    Reply | Report abusive comment
.

News

 
Will city move forward on public power review?

By Dave Ryan | From Page: A1

 
4-H members get ready for Spring Show

By Anne Ternus-Bellamy | From Page: A1 | Gallery

 
Obama to Russia: More sanctions are ‘teed up’

By The Associated Press | From Page: A2

 
2 pursuits, 2 arrests keep Woodland officers busy

By Lauren Keene | From Page: A2

 
 
Youth sports in focus on radio program

By Enterprise staff | From Page: A4

 
Rummage sale will benefit preschool

By Enterprise staff | From Page: A4

Concert benefits South Korea exchange

By Enterprise staff | From Page: A4

 
Conference puts focus on Arab studies

By Enterprise staff | From Page: A4

Volkssporting Club plans North Davis walks

By Enterprise staff | From Page: A5

 
Hotel/conference center info meeting set

By Enterprise staff | From Page: A5

Davis honors ‘green’ citizens

By Enterprise staff | From Page: A5

 
Water rate assistance bill advances

By Enterprise staff | From Page: A5

Program explores STEM careers for girls

By Enterprise staff | From Page: A5

 
Embroiderers plan a hands-on project

By Enterprise staff | From Page: A5

Central Park Gardens to host Volunteer Orientation Day

By Enterprise staff | From Page: A5 | Gallery

 
MOMS Club plans open house

By Enterprise staff | From Page: A7

 
Cycle de Mayo benefits Center for Families

By Anne Ternus-Bellamy | From Page: A8

Author to read ‘The Cat Who Chose to Dream’

By Anne Ternus-Bellamy | From Page: A12

 
.

Forum

Things are turning sour

By Special to The Enterprise | From Page: B5

 
Ortiz is the right choice for Yolo

By Letters to the Editor | From Page: A6

Tom Meyer cartoon

By Debbie Davis | From Page: A6

 
The high cost of employment

By Letters to the Editor | From Page: A6

High-five to Union Bank

By Letters to the Editor | From Page: A6

 
Broken sprinklers waste water

By Letters to the Editor | From Page: A6

Three more administrators?

By Letters to the Editor | From Page: A6

 
Neustadt has experience for the job

By Letters to the Editor | From Page: A6

Here’s a plan to save big on employee costs

By Special to The Enterprise | From Page: A6, 2 Comments

 
Davis is fair, thoughtful

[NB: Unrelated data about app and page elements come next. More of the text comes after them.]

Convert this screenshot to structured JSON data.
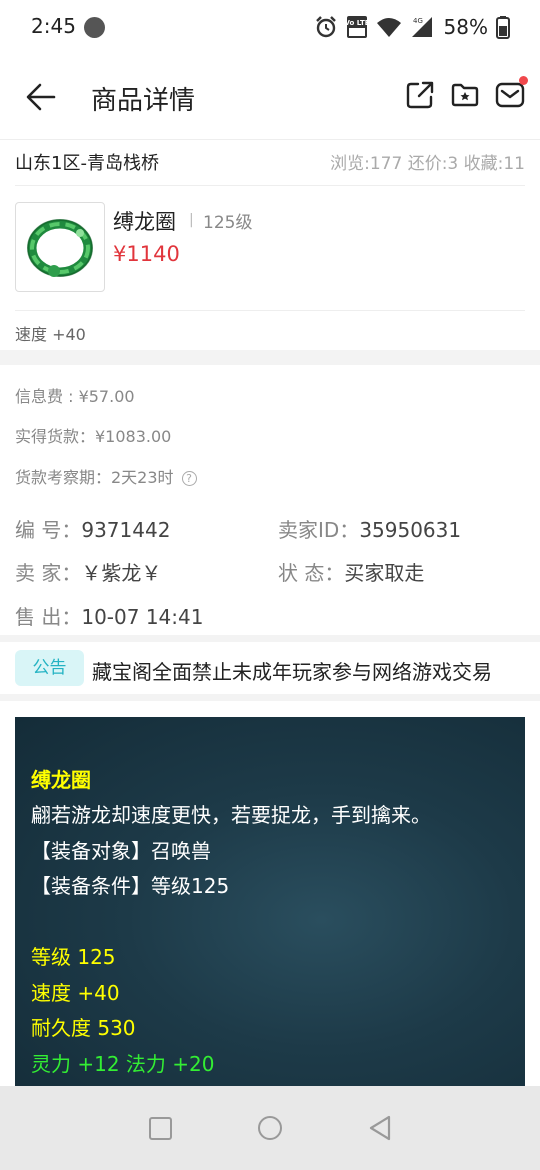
{
  "status_bar": {
    "time": "2:45",
    "battery": "58%",
    "icons": [
      "circle-notification-icon",
      "alarm-icon",
      "volte-icon",
      "wifi-icon",
      "signal-4g-icon",
      "battery-icon"
    ],
    "network_label": "4G",
    "volte_label": "Vo LTE"
  },
  "header": {
    "title": "商品详情",
    "icons": [
      "back-arrow-icon",
      "share-icon",
      "folder-icon",
      "mail-icon"
    ]
  },
  "location": {
    "server": "山东1区-青岛栈桥",
    "stats": "浏览:177 还价:3 收藏:11"
  },
  "item": {
    "name": "缚龙圈",
    "separator": "|",
    "level": "125级",
    "price": "¥1140",
    "attribute": "速度 +40"
  },
  "fees": {
    "info_fee": "信息费 : ¥57.00",
    "actual_payment": "实得货款：¥1083.00",
    "review_period": "货款考察期：2天23时",
    "help_glyph": "?"
  },
  "details": {
    "id_label": "编  号：",
    "id_value": "9371442",
    "seller_id_label": "卖家ID：",
    "seller_id_value": "35950631",
    "seller_label": "卖  家：",
    "seller_value": "￥紫龙￥",
    "status_label": "状  态：",
    "status_value": "买家取走",
    "sold_label": "售  出：",
    "sold_value": "10-07 14:41"
  },
  "notice": {
    "badge": "公告",
    "text": "藏宝阁全面禁止未成年玩家参与网络游戏交易"
  },
  "tooltip": {
    "name": "缚龙圈",
    "desc": "翩若游龙却速度更快，若要捉龙，手到擒来。",
    "equip_target": "【装备对象】召唤兽",
    "equip_condition": "【装备条件】等级125",
    "level": "等级 125",
    "speed": "速度 +40",
    "durability": "耐久度 530",
    "bonus": "灵力 +12 法力 +20"
  },
  "colors": {
    "price_red": "#e1353c",
    "notice_badge_bg": "#d9f5f7",
    "notice_badge_text": "#23b3c3",
    "tooltip_bg": "#1d3a48",
    "tooltip_yellow": "#ffff00",
    "tooltip_green": "#33ee33",
    "mail_dot": "#f0484c"
  },
  "navbar": {
    "icons": [
      "recents-square-icon",
      "home-circle-icon",
      "back-triangle-icon"
    ]
  }
}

By Letters to the Editor | From Page: A6

.

Sports

DHS/Franklin II is a close loss for Devil softballers

By Enterprise staff | From Page: B1

 
DHS tracksters sweep another DVC meet

By Enterprise staff | From Page: B1 | Gallery

Another DVC blowout for DHS girls soccer

By Evan Ream | From Page: B1 | Gallery

 
Young reinvents his game to help Aggies improve on the diamond

By Bruce Gallaudet | From Page: B1 | Gallery

DHS boys shuffle the deck to beat Cards

By Thomas Oide | From Page: B1 | Gallery

 
Baseball roundup: Giants slam Rockies in the 11th

By The Associated Press | From Page: B2

 
UCD roundup: Aggies lose a softball game at Pacific

By Enterprise staff | From Page: B3

Jahn jumps to Sacramento Republic FC

By Evan Ream | From Page: B8

 
.

Features

.

Arts

Emerson, Da Vinci to present ‘Once Upon a Mattress’

By Enterprise staff | From Page: A11

 
Winters Plein Air Festival begins Friday

By Enterprise staff | From Page: A11

 
Bach Soloists wrap up season on April 28

By Jeff Hudson | From Page: A11

 
Congressional art competition open to high school students

By Enterprise staff | From Page: A11

 
.

Business

.

Obituaries

.

Comics

Comics: Thursday, April 24, 2014

By Creator | From Page: B6